In the case of computers and the online world, the main problem is never the disease, but the acknowledgment and timing of recognizing it. The earlier you realize your system has been struck with something virus-like, the better the results of its treatment and cure will be. Conversely, if you get late in recognizing the problem, it’ll be harder to look for a solution and eradicate that harmful virus or malware.
In the case of cybercrimes, it is better to realize as early as possible the sensitivity of the situation and the ailment of it.
Look for the info you store:
When you think you may be on the verge of a cyber-attack, you should know what your system contains. Especially if you’re an IT expert of a company or business, you have to know what information is stored in it.
Is the information that is stored, personal or belongs to the whole business?
What type of data is it and in what form?
If the threat is real to your company, what would happen next? What will be the result?
Sometimes, the cyber threat pops up like an ad trying to advertise something of your interest, say a video game that starts playing on a little corner of your screen, you’re intrigued, you click on it and BOOM! Your system is hacked through this one click.
Just like a little message on one side of the screen, some ads pop-up and block your view unless and until you get rid of it by CLICKING on it. This is somewhat a threat that leads you straight to the cyber-crime world.
There are syntactic attacks used as software and they are as follows:
WORMS: These need no pop-up, ad or even some sort of file or program to replicate and spread. These are called demons because they creep up in your system and start collecting data to send to their criminals behind them. One way to know if this is happening is, of course, updating your antivirus software.
Viruses: Viruses attach themselves to one sort of file, and when you double click to open it, the data replicates and is transferred to the desired user.
Do NOT open an unknown sender’s email’s content:
If you get an email from an unknown sender and it contains something that you think is asking you to click on it to open or download in your computer, you should know that this is just a form of phishing. It could be an email-borne attack that tricks the receiver to click on it so it can destroy your computer’s network and system one way or another.
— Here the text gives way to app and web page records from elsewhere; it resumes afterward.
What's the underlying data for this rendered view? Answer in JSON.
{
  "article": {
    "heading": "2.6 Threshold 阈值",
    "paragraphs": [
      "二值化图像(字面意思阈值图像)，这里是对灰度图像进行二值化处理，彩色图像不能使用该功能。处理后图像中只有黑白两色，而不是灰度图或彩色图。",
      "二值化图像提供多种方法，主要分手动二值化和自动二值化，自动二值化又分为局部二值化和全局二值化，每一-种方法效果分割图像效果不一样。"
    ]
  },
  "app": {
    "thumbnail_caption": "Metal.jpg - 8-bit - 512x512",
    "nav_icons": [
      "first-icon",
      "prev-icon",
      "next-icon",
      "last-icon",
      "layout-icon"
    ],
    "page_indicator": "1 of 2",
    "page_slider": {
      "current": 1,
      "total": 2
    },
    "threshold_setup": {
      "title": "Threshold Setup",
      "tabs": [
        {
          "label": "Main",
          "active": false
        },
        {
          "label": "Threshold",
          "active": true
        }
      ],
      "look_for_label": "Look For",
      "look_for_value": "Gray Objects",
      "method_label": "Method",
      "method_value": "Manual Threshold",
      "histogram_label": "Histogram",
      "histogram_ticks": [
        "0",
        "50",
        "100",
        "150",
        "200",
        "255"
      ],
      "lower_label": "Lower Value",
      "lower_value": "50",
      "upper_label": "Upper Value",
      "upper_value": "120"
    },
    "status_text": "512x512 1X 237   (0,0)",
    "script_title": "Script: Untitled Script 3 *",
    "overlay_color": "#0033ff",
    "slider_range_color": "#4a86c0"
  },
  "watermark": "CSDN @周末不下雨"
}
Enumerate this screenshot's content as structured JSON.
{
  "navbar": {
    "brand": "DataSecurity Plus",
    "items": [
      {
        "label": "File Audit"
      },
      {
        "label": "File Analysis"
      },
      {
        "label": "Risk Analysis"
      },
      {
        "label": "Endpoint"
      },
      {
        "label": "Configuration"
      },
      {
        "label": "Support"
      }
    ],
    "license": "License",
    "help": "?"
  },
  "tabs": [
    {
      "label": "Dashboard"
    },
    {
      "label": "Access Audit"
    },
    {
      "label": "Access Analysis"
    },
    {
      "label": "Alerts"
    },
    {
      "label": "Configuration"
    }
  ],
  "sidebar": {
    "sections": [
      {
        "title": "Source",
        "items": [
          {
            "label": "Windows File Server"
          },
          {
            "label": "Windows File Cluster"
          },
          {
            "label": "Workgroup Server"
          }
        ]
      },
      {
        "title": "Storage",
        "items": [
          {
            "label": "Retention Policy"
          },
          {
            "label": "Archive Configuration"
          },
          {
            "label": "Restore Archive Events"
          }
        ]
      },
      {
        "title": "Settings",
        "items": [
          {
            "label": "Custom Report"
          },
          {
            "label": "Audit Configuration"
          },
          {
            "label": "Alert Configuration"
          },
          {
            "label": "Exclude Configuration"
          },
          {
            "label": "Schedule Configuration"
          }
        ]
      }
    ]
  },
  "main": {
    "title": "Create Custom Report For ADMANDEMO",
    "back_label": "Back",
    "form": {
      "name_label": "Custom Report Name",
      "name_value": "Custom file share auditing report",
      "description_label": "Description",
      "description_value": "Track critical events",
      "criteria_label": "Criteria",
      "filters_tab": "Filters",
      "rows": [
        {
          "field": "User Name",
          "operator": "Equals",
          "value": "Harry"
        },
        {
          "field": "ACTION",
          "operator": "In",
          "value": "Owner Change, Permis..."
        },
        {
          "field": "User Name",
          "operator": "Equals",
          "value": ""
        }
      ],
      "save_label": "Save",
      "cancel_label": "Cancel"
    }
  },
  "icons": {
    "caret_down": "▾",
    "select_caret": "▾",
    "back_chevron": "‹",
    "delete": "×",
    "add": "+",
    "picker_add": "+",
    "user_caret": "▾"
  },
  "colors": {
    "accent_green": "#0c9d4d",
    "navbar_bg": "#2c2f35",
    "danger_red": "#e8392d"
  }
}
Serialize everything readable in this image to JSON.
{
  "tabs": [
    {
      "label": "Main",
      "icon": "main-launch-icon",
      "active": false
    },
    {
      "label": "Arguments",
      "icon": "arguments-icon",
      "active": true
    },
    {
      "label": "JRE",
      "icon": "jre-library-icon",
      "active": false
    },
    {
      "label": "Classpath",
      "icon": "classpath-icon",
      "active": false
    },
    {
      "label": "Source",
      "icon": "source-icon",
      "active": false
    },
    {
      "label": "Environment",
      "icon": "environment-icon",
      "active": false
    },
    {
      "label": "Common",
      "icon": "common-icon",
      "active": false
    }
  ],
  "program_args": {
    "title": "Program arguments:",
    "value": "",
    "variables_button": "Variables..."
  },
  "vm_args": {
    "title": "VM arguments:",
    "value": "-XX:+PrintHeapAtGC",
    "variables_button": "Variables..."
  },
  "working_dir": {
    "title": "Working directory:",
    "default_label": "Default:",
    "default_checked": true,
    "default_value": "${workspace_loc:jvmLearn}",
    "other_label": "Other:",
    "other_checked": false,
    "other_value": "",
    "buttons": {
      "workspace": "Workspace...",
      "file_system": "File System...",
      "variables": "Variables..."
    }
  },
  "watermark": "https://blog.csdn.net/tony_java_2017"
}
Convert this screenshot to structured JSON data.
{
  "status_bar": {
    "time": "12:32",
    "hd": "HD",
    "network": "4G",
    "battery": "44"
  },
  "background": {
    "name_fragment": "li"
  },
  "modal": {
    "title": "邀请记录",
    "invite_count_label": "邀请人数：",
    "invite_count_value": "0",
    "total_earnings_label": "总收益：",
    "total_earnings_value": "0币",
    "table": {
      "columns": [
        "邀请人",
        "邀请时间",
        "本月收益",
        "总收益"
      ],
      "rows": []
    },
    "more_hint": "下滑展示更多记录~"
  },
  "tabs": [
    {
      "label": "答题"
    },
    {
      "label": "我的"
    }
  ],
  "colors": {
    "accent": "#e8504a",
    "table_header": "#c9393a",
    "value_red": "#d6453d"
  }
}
It can even ask you for ransom if you’re not careful enough.
This is one of the biggest threats that are already there in front of you to realize that it is not just a simple one-click-away sort of an email, but a threat to your cybersecurity.